→ **TASK GOAL**
The records below must be copied out completely and exactly.

----- STORED DATA -----

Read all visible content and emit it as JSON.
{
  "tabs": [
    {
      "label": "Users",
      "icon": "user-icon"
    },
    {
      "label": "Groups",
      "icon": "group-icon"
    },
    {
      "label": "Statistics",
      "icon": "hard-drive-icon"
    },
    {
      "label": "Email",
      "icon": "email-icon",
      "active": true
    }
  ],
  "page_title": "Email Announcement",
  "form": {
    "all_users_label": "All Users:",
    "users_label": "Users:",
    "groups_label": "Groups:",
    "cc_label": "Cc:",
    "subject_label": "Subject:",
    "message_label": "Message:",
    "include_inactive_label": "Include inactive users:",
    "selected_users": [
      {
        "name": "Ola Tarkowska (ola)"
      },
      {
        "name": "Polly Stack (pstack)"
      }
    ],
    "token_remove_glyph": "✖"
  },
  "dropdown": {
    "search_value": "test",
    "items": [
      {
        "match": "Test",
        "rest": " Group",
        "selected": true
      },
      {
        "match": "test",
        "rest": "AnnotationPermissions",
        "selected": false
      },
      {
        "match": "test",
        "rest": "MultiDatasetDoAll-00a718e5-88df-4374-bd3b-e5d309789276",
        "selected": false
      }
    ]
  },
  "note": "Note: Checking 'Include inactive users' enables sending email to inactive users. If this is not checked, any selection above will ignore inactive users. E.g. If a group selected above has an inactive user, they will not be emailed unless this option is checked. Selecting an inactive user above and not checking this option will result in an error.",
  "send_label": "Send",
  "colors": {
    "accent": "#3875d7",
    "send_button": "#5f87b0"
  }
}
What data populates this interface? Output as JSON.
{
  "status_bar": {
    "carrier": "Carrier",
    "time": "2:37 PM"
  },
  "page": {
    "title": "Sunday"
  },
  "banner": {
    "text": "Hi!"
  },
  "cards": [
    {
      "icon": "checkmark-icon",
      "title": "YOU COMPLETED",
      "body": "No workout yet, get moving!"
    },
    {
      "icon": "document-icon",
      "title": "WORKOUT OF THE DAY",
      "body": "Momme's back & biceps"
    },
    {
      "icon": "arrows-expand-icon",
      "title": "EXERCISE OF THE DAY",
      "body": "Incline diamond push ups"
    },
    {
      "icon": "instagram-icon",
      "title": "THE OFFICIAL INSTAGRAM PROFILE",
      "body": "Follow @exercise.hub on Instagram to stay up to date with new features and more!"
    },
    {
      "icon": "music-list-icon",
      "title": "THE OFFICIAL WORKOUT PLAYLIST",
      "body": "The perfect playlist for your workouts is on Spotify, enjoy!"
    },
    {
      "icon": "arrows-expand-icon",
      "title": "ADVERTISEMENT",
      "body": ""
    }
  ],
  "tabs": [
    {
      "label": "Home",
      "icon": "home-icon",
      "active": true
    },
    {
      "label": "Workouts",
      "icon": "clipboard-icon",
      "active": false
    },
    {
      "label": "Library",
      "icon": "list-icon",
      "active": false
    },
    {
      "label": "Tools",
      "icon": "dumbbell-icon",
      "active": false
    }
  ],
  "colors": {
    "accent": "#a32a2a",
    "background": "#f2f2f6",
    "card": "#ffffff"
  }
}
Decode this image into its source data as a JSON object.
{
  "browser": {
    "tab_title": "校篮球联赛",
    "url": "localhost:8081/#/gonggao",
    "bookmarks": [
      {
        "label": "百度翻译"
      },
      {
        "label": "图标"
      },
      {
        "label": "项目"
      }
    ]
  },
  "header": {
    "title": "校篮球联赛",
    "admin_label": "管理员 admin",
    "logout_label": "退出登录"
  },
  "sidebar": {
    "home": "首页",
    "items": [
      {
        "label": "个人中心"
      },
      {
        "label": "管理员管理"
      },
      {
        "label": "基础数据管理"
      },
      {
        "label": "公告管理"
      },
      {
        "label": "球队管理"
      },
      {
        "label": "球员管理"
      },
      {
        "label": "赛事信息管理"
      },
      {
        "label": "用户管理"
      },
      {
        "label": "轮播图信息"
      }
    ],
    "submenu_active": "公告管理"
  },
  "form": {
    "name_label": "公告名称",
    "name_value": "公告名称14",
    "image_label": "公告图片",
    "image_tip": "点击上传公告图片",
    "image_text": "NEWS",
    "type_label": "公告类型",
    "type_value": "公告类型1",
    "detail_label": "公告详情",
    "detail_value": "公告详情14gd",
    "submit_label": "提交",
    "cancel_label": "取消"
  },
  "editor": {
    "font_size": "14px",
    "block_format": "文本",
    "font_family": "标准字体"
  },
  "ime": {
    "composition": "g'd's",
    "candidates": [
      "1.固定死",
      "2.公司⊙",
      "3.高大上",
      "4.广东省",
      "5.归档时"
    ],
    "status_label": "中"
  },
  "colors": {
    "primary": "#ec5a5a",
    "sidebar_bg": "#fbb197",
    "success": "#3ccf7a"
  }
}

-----

→ **WRITTEN SOLUTION**
Read all visible content and emit it as JSON.
{
  "tabs": [
    {
      "label": "Users",
      "icon": "user-icon"
    },
    {
      "label": "Groups",
      "icon": "group-icon"
    },
    {
      "label": "Statistics",
      "icon": "hard-drive-icon"
    },
    {
      "label": "Email",
      "icon": "email-icon",
      "active": true
    }
  ],
  "page_title": "Email Announcement",
  "form": {
    "all_users_label": "All Users:",
    "users_label": "Users:",
    "groups_label": "Groups:",
    "cc_label": "Cc:",
    "subject_label": "Subject:",
    "message_label": "Message:",
    "include_inactive_label": "Include inactive users:",
    "selected_users": [
      {
        "name": "Ola Tarkowska (ola)"
      },
      {
        "name": "Polly Stack (pstack)"
      }
    ],
    "token_remove_glyph": "✖"
  },
  "dropdown": {
    "search_value": "test",
    "items": [
      {
        "match": "Test",
        "rest": " Group",
        "selected": true
      },
      {
        "match": "test",
        "rest": "AnnotationPermissions",
        "selected": false
      },
      {
        "match": "test",
        "rest": "MultiDatasetDoAll-00a718e5-88df-4374-bd3b-e5d309789276",
        "selected": false
      }
    ]
  },
  "note": "Note: Checking 'Include inactive users' enables sending email to inactive users. If this is not checked, any selection above will ignore inactive users. E.g. If a group selected above has an inactive user, they will not be emailed unless this option is checked. Selecting an inactive user above and not checking this option will result in an error.",
  "send_label": "Send",
  "colors": {
    "accent": "#3875d7",
    "send_button": "#5f87b0"
  }
}
What data populates this interface? Output as JSON.
{
  "status_bar": {
    "carrier": "Carrier",
    "time": "2:37 PM"
  },
  "page": {
    "title": "Sunday"
  },
  "banner": {
    "text": "Hi!"
  },
  "cards": [
    {
      "icon": "checkmark-icon",
      "title": "YOU COMPLETED",
      "body": "No workout yet, get moving!"
    },
    {
      "icon": "document-icon",
      "title": "WORKOUT OF THE DAY",
      "body": "Momme's back & biceps"
    },
    {
      "icon": "arrows-expand-icon",
      "title": "EXERCISE OF THE DAY",
      "body": "Incline diamond push ups"
    },
    {
      "icon": "instagram-icon",
      "title": "THE OFFICIAL INSTAGRAM PROFILE",
      "body": "Follow @exercise.hub on Instagram to stay up to date with new features and more!"
    },
    {
      "icon": "music-list-icon",
      "title": "THE OFFICIAL WORKOUT PLAYLIST",
      "body": "The perfect playlist for your workouts is on Spotify, enjoy!"
    },
    {
      "icon": "arrows-expand-icon",
      "title": "ADVERTISEMENT",
      "body": ""
    }
  ],
  "tabs": [
    {
      "label": "Home",
      "icon": "home-icon",
      "active": true
    },
    {
      "label": "Workouts",
      "icon": "clipboard-icon",
      "active": false
    },
    {
      "label": "Library",
      "icon": "list-icon",
      "active": false
    },
    {
      "label": "Tools",
      "icon": "dumbbell-icon",
      "active": false
    }
  ],
  "colors": {
    "accent": "#a32a2a",
    "background": "#f2f2f6",
    "card": "#ffffff"
  }
}
Decode this image into its source data as a JSON object.
{
  "browser": {
    "tab_title": "校篮球联赛",
    "url": "localhost:8081/#/gonggao",
    "bookmarks": [
      {
        "label": "百度翻译"
      },
      {
        "label": "图标"
      },
      {
        "label": "项目"
      }
    ]
  },
  "header": {
    "title": "校篮球联赛",
    "admin_label": "管理员 admin",
    "logout_label": "退出登录"
  },
  "sidebar": {
    "home": "首页",
    "items": [
      {
        "label": "个人中心"
      },
      {
        "label": "管理员管理"
      },
      {
        "label": "基础数据管理"
      },
      {
        "label": "公告管理"
      },
      {
        "label": "球队管理"
      },
      {
        "label": "球员管理"
      },
      {
        "label": "赛事信息管理"
      },
      {
        "label": "用户管理"
      },
      {
        "label": "轮播图信息"
      }
    ],
    "submenu_active": "公告管理"
  },
  "form": {
    "name_label": "公告名称",
    "name_value": "公告名称14",
    "image_label": "公告图片",
    "image_tip": "点击上传公告图片",
    "image_text": "NEWS",
    "type_label": "公告类型",
    "type_value": "公告类型1",
    "detail_label": "公告详情",
    "detail_value": "公告详情14gd",
    "submit_label": "提交",
    "cancel_label": "取消"
  },
  "editor": {
    "font_size": "14px",
    "block_format": "文本",
    "font_family": "标准字体"
  },
  "ime": {
    "composition": "g'd's",
    "candidates": [
      "1.固定死",
      "2.公司⊙",
      "3.高大上",
      "4.广东省",
      "5.归档时"
    ],
    "status_label": "中"
  },
  "colors": {
    "primary": "#ec5a5a",
    "sidebar_bg": "#fbb197",
    "success": "#3ccf7a"
  }
}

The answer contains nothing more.